- The central mountain area provides a harsh habitat for a unique assemblage of vegetation, insects and animals.
- The forests of the Cairngorms contain remnants of the original Caledonian pine forest and includes a rare kind of pinewood found only in Scotland and Norway.
- Heather moorland covers much of the National Park. A product of centuries of interaction between man and nature, it fosters enormous ecological diversity.
The rivers, loch and marshes are among the cleanest in Scotland.
Wildlife of the Cairgorm National Park
- The National Park is home to 25% of the UK's threatened bird, animal and plant species.
- The Cairngorms is the best place in for the Scottish Crossbill, the only bird unique to Britain. Golden Eagle, Osprey, Dotterell, Capercaillie, and Crested Tit are just a few of the bird species found here.
- The National Park is home to a wide variety of animals - including pine martens, red squirrels, badgers, wildcats, water vole, and otters.
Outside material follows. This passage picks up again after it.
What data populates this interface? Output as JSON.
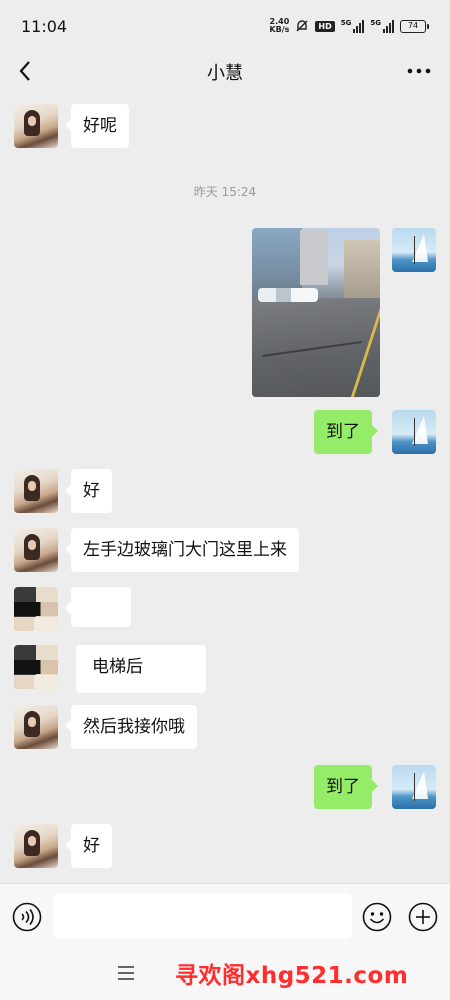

- The rivers are home to a rising population of the globally endangered freshwater pearl mussel, as well as salmon, trout, and rare lampreys.
People of the Cairgorm National Park
- The National Park is home to over 17,000 people, living in substantial towns, villages, hamlets, and houses in the countryside.
- Major centres of population are Aviemore, Ballater, Blair Atholl, Braemar, Grantown-on-Spey, Kingussie, Newtonmore, and Tomintoul.
- Tourism-related businesses account for about 30% of the economy, including activities such as ski-ing, walking, fishing, shooting and stalking.
- It is thought that at least 1.4m people visited the Park in 2007 - 1.1m to Badenoch and Strathspey alone.
The Communities of Blair Atholl, Calvine and Killiecrankie are hopefull that being members of the Cairngorm National Park will make a difference.